Dear visitors,

do You know our newsletter? It’ll keep you briefed on what we publish. Please register, and you will get it every month.

Thanks and best wishes,
the editorial team


Distorted and incomplete

by Hans Dembowski
IP: Special issue “Development policy: Farewell, charity!” December 2007, 143 p., €9.95

The monthly journal IP [ Internationale Politik ] is the discussion forum of the German Council on Foreign Relations (DGAP), the Federal Republic’s foreign-policy establishment. IP devoted its December issue to development matters. Depressingly, its assessment of the current state of international debate was incomplete and distorted.

The opening headline, “Farewell, charity!” is neither new nor exciting. After all, the makers of development policy have been preaching for years that a fair and just world order is needed, not charitable donations.

In the opening article Bartholomäus Grill once more lists flaws of programmes of the past, many of which were identified long ago. His essay is published under the headline “Snow ploughs for Guinea”. The catchphrase does not allude to a recent blunder – but to misguided aid provided by the Soviet Union, of all places, to another then-socialist country.

Only in his conclusion does Grill observe that “the time is ripe for development policy to be seen as a global structural policy”. It is not mentioned, however, that this phrase was coined by the German Development Ministry, which has been stressing the idea for years – without getting sufficient attention from foreign-affairs circles. Of course, the makers of development policy know that poverty is closely linked to trade, security issues and – increasingly – climate change. However, coherent action in the national cabinet does not depend on them alone.

In closing, Grill briefly mentions the Paris Declaration on Aid Effectiveness, which sets out new approaches to development assistance. The OECD agreed on this Declaration almost three years ago, in an attempt to boost the ownership and responsibility of governments of developing nations.
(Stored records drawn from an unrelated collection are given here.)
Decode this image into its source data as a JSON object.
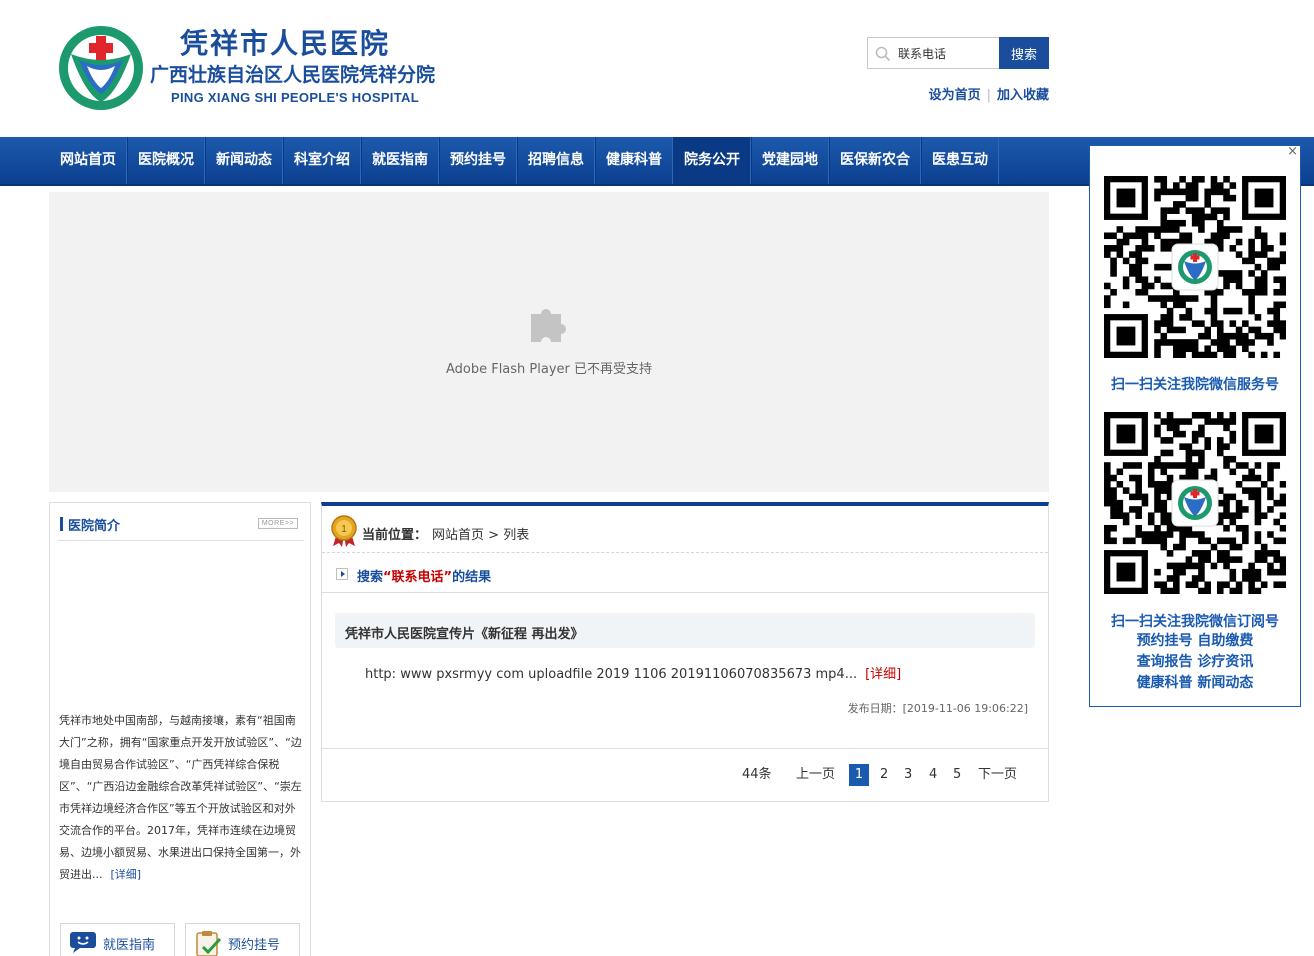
{
  "header": {
    "title_cn": "凭祥市人民医院",
    "title_sub": "广西壮族自治区人民医院凭祥分院",
    "title_en": "PING XIANG SHI PEOPLE'S HOSPITAL",
    "search_value": "联系电话",
    "search_button": "搜索",
    "link_home": "设为首页",
    "link_sep": "|",
    "link_fav": "加入收藏"
  },
  "nav": {
    "items": [
      {
        "label": "网站首页"
      },
      {
        "label": "医院概况"
      },
      {
        "label": "新闻动态"
      },
      {
        "label": "科室介绍"
      },
      {
        "label": "就医指南"
      },
      {
        "label": "预约挂号"
      },
      {
        "label": "招聘信息"
      },
      {
        "label": "健康科普"
      },
      {
        "label": "院务公开"
      },
      {
        "label": "党建园地"
      },
      {
        "label": "医保新农合"
      },
      {
        "label": "医患互动"
      }
    ],
    "active_index": 8
  },
  "flash": {
    "message": "Adobe Flash Player 已不再受支持"
  },
  "left": {
    "title": "医院简介",
    "more": "MORE>>",
    "intro": "凭祥市地处中国南部，与越南接壤，素有“祖国南大门”之称，拥有“国家重点开发开放试验区”、“边境自由贸易合作试验区”、“广西凭祥综合保税区”、“广西沿边金融综合改革凭祥试验区”、“崇左市凭祥边境经济合作区”等五个开放试验区和对外交流合作的平台。2017年，凭祥市连续在边境贸易、边境小额贸易、水果进出口保持全国第一，外贸进出...",
    "intro_detail": "[详细]",
    "btn_guide": "就医指南",
    "btn_appoint": "预约挂号"
  },
  "main": {
    "crumb_label": "当前位置：",
    "crumb_home": "网站首页",
    "crumb_sep": ">",
    "crumb_current": "列表",
    "result_pre": "搜索",
    "result_kw": "“联系电话”",
    "result_post": "的结果",
    "item_title": "凭祥市人民医院宣传片《新征程 再出发》",
    "item_desc": "http: www pxsrmyy com uploadfile 2019 1106 20191106070835673 mp4...",
    "item_detail": "[详细]",
    "item_date": "发布日期：[2019-11-06 19:06:22]"
  },
  "pager": {
    "total": "44条",
    "prev": "上一页",
    "pages": [
      "1",
      "2",
      "3",
      "4",
      "5"
    ],
    "current": "1",
    "next": "下一页"
  },
  "qr": {
    "close": "×",
    "caption1": "扫一扫关注我院微信服务号",
    "caption2": "扫一扫关注我院微信订阅号",
    "links_row1": "预约挂号  自助缴费",
    "links_row2": "查询报告  诊疗资讯",
    "links_row3": "健康科普  新闻动态"
  },
  "colors": {
    "brand_blue": "#1a4e9c",
    "nav_dark": "#0c3f8f",
    "accent_red": "#c40000",
    "logo_green": "#1c9a6d"
  }
}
As an eminent foreign-affairs journal, IP should have assessed this approach with all its strengths and weaknesses. Instead, Joachim Betz lists once more many relevant points as to why it was needed, only briefly mentioning the document itself.

It suits the overall tone that Ronald Bailey ridicules the World Bank, claiming it did once have a brilliant insight. Unfortunately, according to Bailey, the World Bank’s study of just how much institutions, the rule of law and other intangible capital matter for successful development soon vanished onto library shelves without much public discussion. He does not mention that the Bank has been consistently preaching “good governance” for an entire decade, because it has indeed understood these links. In this context, it comes as little surprise that IP allows Andrew Mwenda to put forward the far from original observation that successful private-sector investments promote development, but corrupt governments do not.

In defence of the authors, their essays are not totally implausible. What is most distorting is the editorial context. This IP issue implies that it is giving an important input to the development debate, but ultimately it only lists many of the interesting ideas that development policy has hatched since the collapse of the Soviet Bloc – without naming the original sources. (dem)